Not helping matters was the unpredictable Florida weather on our test day, which served up downpours ranging from light to torrential, daring us to put the top down and find out just how fast one must drive to stay dry. Naturally, we always accepted, and found that lighter precipitation could be managed at anything above, say, 65 mph, but the Spyder’s low windshield was no match for the heavier deluges, at least not without hurling ourselves into triple-digit speeds, where the car’s stability was a given (thank you all-wheel drive) but the integrity of our driver’s licenses was not. So yes, several times that day, we assumed the role of “that guy,” happily speeding past folks on a freeway, top down in the rain in a Lamborghini, just to pull over a few miles later, drenched from the chest up, loping along in the emergency lane at 30 mph, sheepishly putting the top up. And we can tell you, in a Florida downpour, the top’s 17-second raise/lower time seems like an era, if not an epoch.

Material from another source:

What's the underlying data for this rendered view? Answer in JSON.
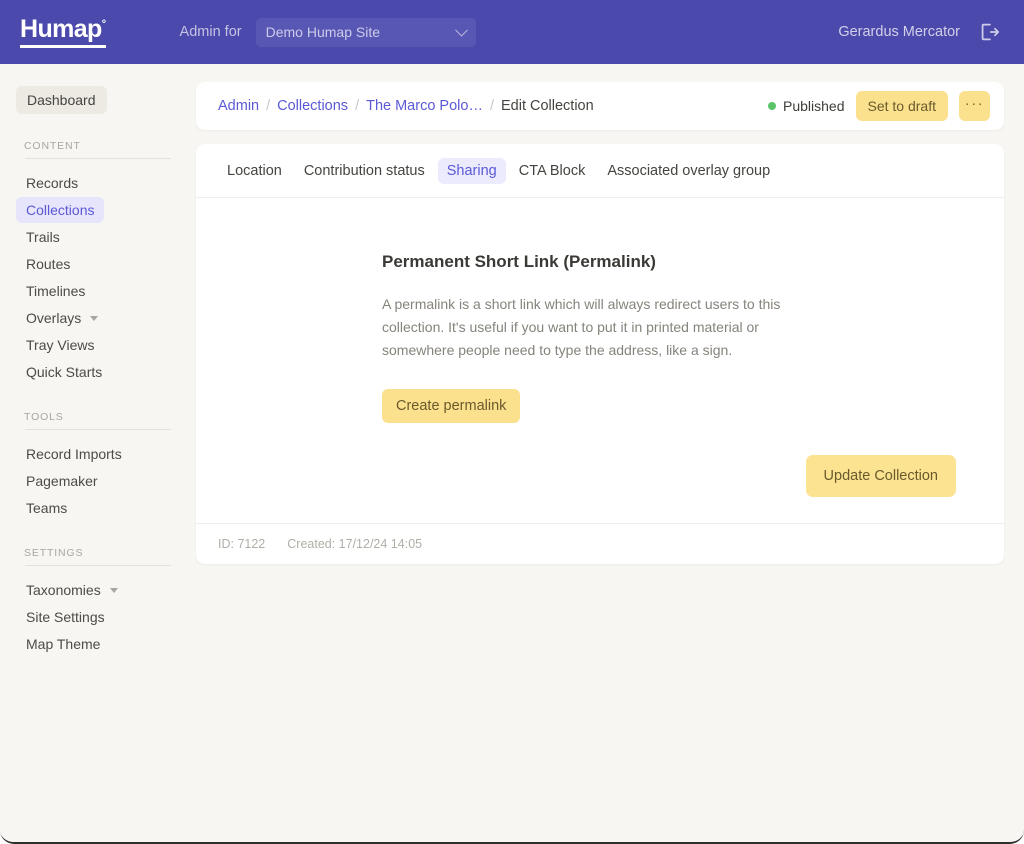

There were a few drier moments, wherein we could tap the Spyder’s deep reserves of power and explosive acceleration.
Fortunately, there were a few drier moments, wherein we could tap the Spyder’s deep reserves of power and explosive acceleration, made possible even on the wet pavement thanks to the standard all-wheel drive system that comes standard with all LP610-4 models. Lamborghini claims that the Huracán Spyder has slightly softer suspension tuning and at 3,400 pounds dry, has gained about 265 pounds due to the top mechanisms and pyrotechnic roll protection that deploy from the rear cowl. And while that’s not insignificant, the topless Huracán Spyder seems no slower or more reluctant to turn than the coupe, at least in the kind of driving we could do that day. It is still ridiculously fast (Lambo claims a 3.4-second 0–62 mph time), and equipped as our tester was with carbon ceramic brakes, it still stops with eyeball-sucking force. The biggest difference is the more direct route the engine’s delicious sounds take to your eardrums with the roof lowered. With the triple-layer roof sealed in place, however, there’s almost no acoustic difference whatsoever.
The Huracán LP610-4 Spyder arrives this spring at a starting price of $267,545, and when it does, we’re relatively sure some of the first ones will find their way to Miami, where both Lamborghinis and convertibles are plentiful. Too expensive? We expect a rear-wheel-drive, LP570-2 Spyder to be introduced in relatively short order; it’s unconfirmed at this point, but if and when it does appear, expect it to weigh about 70 pounds less, produce 40 fewer horsepower, and cost something closer to $225K—$230K. Hopefully, when we drive that model, we’ll actually see the sun.
|Output||602 Horsepower / 413 Pound-Feet|
|EPA Fuel Economy||19 Combined (Est. From European Cycle)|
|Weight||3,400 Pounds (Dry)|
|0-62 MPH||3.4 Seconds|
|0-124 MPH||10.2 Seconds|
|Top Speed||201 Miles Per Hour|